Classified E-Mail Left Nuclear Lab

Times Staff Writer

Los Alamos National Laboratory officials have discovered in recent weeks that secret information at the nuclear weapons facility was repeatedly transmitted over an unclassified e-mail system.

Officials at the New Mexico lab confirmed Sunday that the incidents were reported to Energy Department headquarters in Washington, and said that they were taking measures to improve security and “prevent significant risks to national security.”

The breakdown marks yet another case of lax internal security at the lab, which is run by the University of California. In one other instance, at least two computer disks containing sensitive weapons information were discovered missing July 7 from the facility.

Top Energy Department officials arrived at the lab Sunday to begin an investigation of the problems, which had prompted an indefinite suspension Friday of all lab activities. Among other items, the officials are planning to examine a report that 19 electronic storage devices with classified data are also missing, according to a lab memo dated Thursday.


Energy Secretary Spencer Abraham asserted last week that lab employees were engaged in “widespread disregard of security procedures.” The unusually tough language reflects Abraham’s inability to stop scandals at the remote facility.

The latest security crisis comes after more than a decade of turmoil at the lab and general management failures that have also included financial fraud, violations of nuclear safety and the illegal firing of employees who blew the whistle on potential problems.

The improper use of e-mail “goes to the heart of why we are suspending activities here,” said James Fallin, director of public affairs at the lab. “It is a lack of attention to detail. It is exactly why lab director [Pete] Nanos has said we are going to stop everything.”

Fallin said he could not discuss specifics about the e-mails, particularly their content.

“Without discussing specifics, all matters or incidents associated with unclassified e-mails and classified information have been properly reported to NNSA [the National Nuclear Security Administration] and have been properly mitigated to prevent significant risks to national security,” Fallin said.

Because U.S. defense facilities are subject to almost daily cyber security attacks, the government presumes that hackers can access information that is not carefully guarded.

The lab has different e-mail systems that are used based on the sensitivity of the information being transmitted.

In the case of the most highly classified weapons information, scientists use a “red” system that is physically disconnected from outside networks, including the Internet. Less sensitive information is routed to a “yellow” system, and the least sensitive information uses a “green” system that is connected to the outside networks.

The new problem involving e-mail was disclosed by the Project on Government Oversight, a public policy organization based in Washington that has been investigating security problems at nuclear facilities for several years. The group said it had obtained information that 17 classified e-mails were sent over the Internet, although exactly what was in those e-mails is not known.
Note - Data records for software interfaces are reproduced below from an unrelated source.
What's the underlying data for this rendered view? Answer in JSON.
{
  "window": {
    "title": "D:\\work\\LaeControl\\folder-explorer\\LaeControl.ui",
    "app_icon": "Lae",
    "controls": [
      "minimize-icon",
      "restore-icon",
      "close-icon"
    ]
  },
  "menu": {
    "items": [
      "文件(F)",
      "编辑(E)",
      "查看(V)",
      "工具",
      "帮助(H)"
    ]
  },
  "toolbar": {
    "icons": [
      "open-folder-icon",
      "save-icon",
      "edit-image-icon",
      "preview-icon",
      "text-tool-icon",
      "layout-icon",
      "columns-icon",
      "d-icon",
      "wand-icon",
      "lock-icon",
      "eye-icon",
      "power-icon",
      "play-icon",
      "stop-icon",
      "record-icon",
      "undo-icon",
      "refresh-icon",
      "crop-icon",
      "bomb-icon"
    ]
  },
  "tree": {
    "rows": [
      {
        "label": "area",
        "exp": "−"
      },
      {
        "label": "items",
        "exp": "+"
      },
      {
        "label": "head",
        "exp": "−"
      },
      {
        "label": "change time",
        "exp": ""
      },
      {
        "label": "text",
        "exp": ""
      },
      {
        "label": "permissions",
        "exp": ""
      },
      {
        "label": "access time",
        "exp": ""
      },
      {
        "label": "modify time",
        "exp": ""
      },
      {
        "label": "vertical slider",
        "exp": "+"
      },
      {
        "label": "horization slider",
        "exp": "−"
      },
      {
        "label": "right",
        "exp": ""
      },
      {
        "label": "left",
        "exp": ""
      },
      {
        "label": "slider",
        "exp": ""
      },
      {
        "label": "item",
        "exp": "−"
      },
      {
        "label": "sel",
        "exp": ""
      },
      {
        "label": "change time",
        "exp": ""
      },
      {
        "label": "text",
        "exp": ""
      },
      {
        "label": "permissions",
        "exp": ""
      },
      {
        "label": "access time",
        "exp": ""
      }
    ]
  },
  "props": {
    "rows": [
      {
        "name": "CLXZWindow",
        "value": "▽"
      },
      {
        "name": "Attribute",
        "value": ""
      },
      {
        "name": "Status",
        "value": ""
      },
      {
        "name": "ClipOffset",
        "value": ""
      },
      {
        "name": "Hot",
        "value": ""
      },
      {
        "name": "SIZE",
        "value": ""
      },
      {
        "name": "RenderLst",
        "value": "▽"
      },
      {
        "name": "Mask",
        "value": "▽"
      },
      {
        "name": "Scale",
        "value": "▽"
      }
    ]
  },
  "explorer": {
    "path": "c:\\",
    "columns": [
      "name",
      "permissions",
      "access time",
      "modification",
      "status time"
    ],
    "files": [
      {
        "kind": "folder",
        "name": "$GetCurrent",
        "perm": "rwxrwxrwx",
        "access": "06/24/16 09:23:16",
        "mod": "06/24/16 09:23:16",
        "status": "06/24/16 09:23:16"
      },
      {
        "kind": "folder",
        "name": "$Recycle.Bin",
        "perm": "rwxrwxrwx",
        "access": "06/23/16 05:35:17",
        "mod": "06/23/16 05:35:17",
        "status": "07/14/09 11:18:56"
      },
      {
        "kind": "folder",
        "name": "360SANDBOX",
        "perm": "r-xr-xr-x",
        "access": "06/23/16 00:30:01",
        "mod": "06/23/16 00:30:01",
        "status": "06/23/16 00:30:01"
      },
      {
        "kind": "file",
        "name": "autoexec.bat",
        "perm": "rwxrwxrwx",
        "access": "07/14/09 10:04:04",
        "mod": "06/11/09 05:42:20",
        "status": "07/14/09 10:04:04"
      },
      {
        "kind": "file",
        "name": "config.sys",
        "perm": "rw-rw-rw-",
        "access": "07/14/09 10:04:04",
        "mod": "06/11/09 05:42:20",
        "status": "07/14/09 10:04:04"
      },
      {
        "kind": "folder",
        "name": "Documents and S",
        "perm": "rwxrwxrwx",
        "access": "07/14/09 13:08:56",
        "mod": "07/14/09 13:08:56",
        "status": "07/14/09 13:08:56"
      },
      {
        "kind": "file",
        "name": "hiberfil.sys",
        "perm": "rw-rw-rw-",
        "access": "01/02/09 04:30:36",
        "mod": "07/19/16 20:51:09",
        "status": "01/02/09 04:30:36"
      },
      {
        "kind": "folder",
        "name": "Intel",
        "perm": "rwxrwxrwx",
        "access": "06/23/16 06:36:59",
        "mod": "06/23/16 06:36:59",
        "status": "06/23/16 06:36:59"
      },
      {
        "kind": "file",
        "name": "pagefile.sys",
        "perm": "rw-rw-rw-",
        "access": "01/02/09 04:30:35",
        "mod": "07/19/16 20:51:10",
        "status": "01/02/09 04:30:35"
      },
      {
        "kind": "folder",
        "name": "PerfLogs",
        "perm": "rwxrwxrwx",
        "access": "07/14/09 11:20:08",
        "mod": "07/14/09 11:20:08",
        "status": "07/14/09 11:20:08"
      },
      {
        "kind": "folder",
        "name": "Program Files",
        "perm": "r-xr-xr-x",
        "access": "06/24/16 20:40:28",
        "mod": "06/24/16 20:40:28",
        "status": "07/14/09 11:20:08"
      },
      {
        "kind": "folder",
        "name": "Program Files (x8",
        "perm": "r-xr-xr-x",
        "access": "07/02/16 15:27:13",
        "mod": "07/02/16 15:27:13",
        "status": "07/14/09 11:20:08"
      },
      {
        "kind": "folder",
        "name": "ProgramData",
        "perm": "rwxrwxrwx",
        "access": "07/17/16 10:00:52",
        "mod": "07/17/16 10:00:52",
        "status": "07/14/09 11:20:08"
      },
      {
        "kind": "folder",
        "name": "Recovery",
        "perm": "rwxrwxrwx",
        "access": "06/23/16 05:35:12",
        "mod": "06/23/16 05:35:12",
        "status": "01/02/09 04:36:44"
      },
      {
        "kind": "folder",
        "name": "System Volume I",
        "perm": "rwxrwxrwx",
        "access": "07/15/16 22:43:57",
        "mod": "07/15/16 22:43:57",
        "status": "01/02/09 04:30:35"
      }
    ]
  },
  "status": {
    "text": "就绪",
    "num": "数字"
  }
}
“The worst thing I could think of is that we have a problem with one of our weapons systems,” said Peter Stockton, an investigator for the group who previously worked on laboratory security for the Energy Department during the Clinton administration.

Speculation has grown that the flurry of security breakdowns may involve a problem with U.S. warheads, although Los Alamos officials strongly disputed recent allegations by a former scientist at the lab who said there were defects in one bomb design.

“The lab is absolutely certain about the reliability of the warheads,” Fallin said.

Concern over lax security at Los Alamos was raised most recently by the disclosure by the lab’s director this month that two disks containing classified nuclear weapons information were lost. The loss of the disks was discovered during preparations for an experiment in the weapons physics division.

The incident recalls the case of Wen Ho Lee, a Los Alamos weapons scientist who created a personal library of secret nuclear weapons information at his home.

An investigation that began in 1996 disclosed that Lee had classified tapes describing miniature nuclear warheads. Although Lee was indicted on 59 felony counts, the case unraveled and he ultimately pleaded guilty to a single count of mishandling classified data.

After the Lee case, Los Alamos was again embarrassed when it lost two disk drives that were later discovered behind an office copying machine.

Nanos has charged that current security breaches reflect the careless attitudes of what he described as “cowboys” who refuse to follow procedures.

Whether those individuals are renegades trying to embarrass Nanos or careless geniuses who can’t keep their e-mail straight is one of the questions that officials want to investigate.

Among the items high on the lab’s agenda this week are the 19 other missing storage devices. The July 15 memo indicated that the devices, classified removable electronic media, or CREM, were among 34 devices in a package, according to the memo. Officials were planning to conduct a “wall-to-wall” search.

In May, Abraham unveiled a major effort to improve security involving electronic data at weapons labs, including Lawrence Livermore National Laboratory, the other U.S. design center for nuclear weapons.

The effort includes eliminating all removable computer storage media, including tape and disk drives, that contain highly sensitive weapons information. Such a step has been advocated by outside experts for several years. Abraham’s program would also include eliminating all physical keys for doors and locks, replacing them with electronic systems.

“We are all too familiar with reports of poor performance ... of sleeping on the job and repeatedly losing keys,” he said. “They are unacceptable and will not be tolerated.”